• Depending on the system, it can provide 360 degrees of coverage up to 10 feet from the unit. Often the unit is moved through a vehicle via remote control.
• When used properly, it is perfectly safe.
• Because no cleaning solutions are used, there is no impact on the user or the environment.
• When used, a larger area is disinfected at one time, reducing time and labor costs.
According to Linden, as we learn more about the potential for UV-C, more uses for it and fighting the spread of COVID-19 are likely to be uncovered. He believes UV-C systems will be added to HVAC systems to disinfect air in all types of facilities, as well as public transportation vehicles. This means UV-C technology can be used both for disinfecting surfaces as well as disinfecting the air we breathe.
Electrostatic sprayers are also not new. They were developed in the 1930s and used primarily for industrial spraying and coating of equipment and machinery. These systems spray a disinfectant onto surfaces. In most cases, these surfaces must be cleaned first before the spray can be applied, which is not always necessary with the UV-C technology just discussed.
How They Work
As the disinfectant spray — or “mist,” as it is often called — is released by the machine, it places a negative electrical charge on the disinfecting solution as it leaves the nozzle. Because most surfaces in a transit vehicle or facility are neutral or positively charged, this helps ensure the mist adheres to these surfaces.3 In doing so, it starts to kill or deactivate pathogens within seconds.
This technology has the same or similar benefits of the UV-C technology:
• It is also a labor saver, because large areas can be covered and disinfected at one time.
• This reduces time, making it a cost savings.
• While it is recommended that the user wear gloves and goggles, these systems are safe if used properly.
• Fewer cleaning solutions are used, reducing the cleaning’s impact on the environment and promoting sustainability.

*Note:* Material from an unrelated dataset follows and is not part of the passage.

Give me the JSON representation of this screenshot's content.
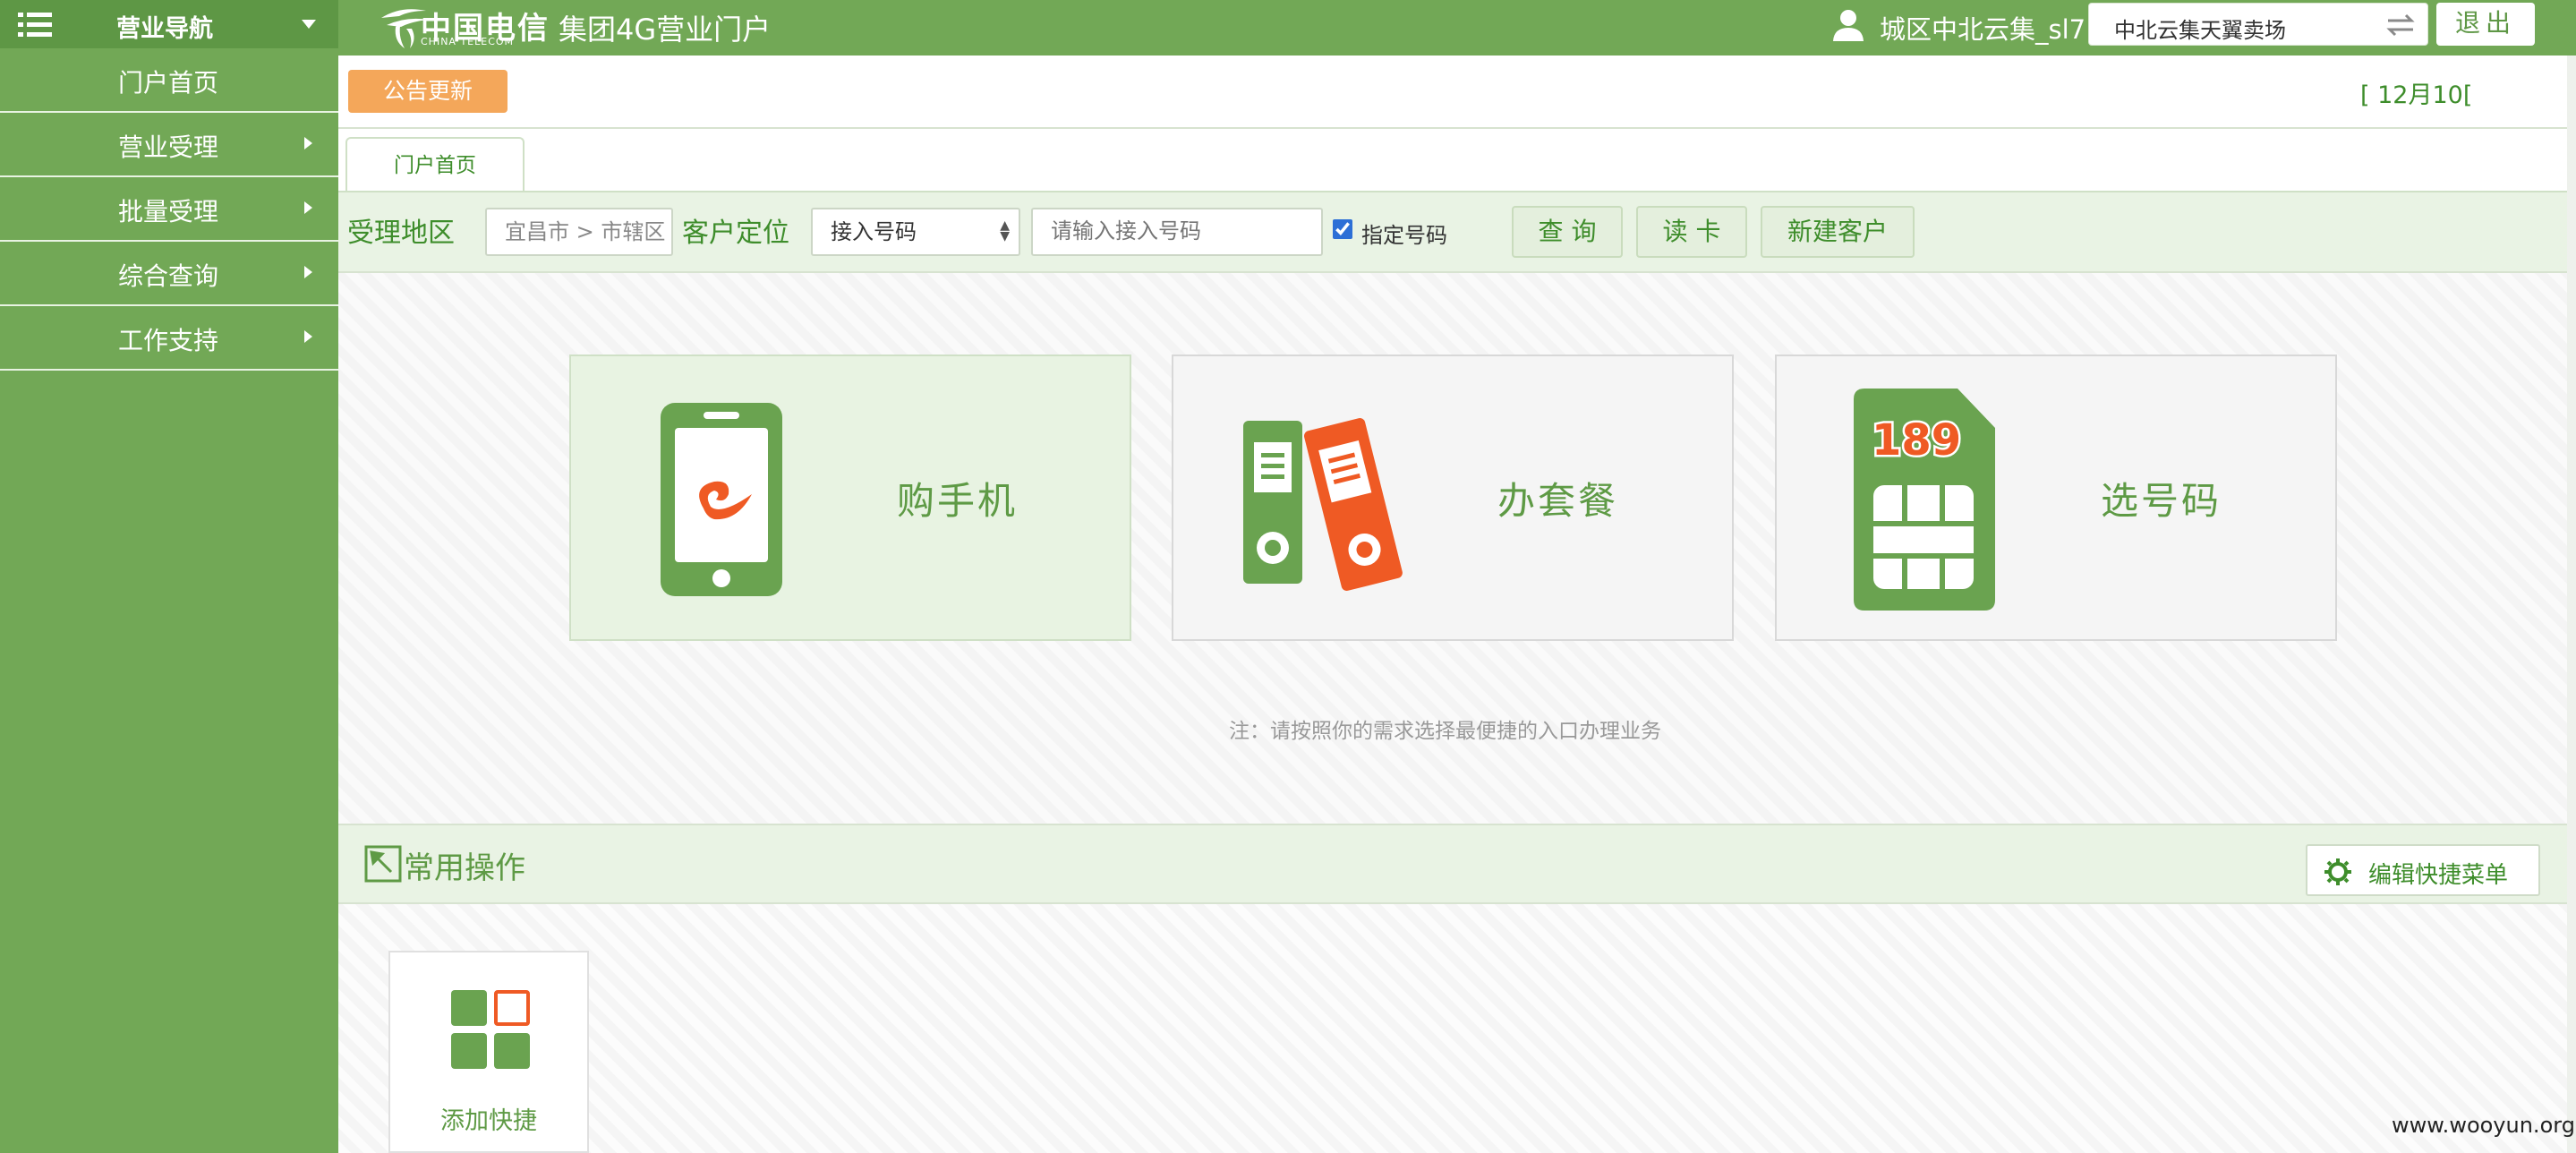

• It can kill or deactivate a wide range of microbials, not just those related to the Coronavirus.
What we are witnessing now is that both technologies are being used in all types of transit vehicles and facilities to help eliminate the pathogens that cause coronavirus. In fact, some cleaning experts and public health professionals suggest both technologies be used together to help stop the spread of the coronavirus. This way, if any pathogens are missed using one system, the second will likely catch them, ensuring public transit systems promote health and help us get through this difficult time as safely as possible.
Michael Wilson is vice president of marketing for Afflink, a distributor-membership organization that markets electrostatic sprayers and other products designed to protect human health. He can be reached at firstname.lastname@example.org.
1. U.S. health officials say Americans shouldn’t wear face masks to prevent coronavirus—here are three other reasons not to wear them. MarketWatch, March 3, 2020.
2.“Ultraviolet light can make indoor spaces safer during the pandemic—if it’s used the right way.” Karl Linden, University of Colorado, Boulder, Sept. 9, 2020.
3. Coulomb’s law: Like charges repel each other; unlike charges attract. Thus, two negative charges repel one another, while a positive charge attracts a negative charge or vice versa.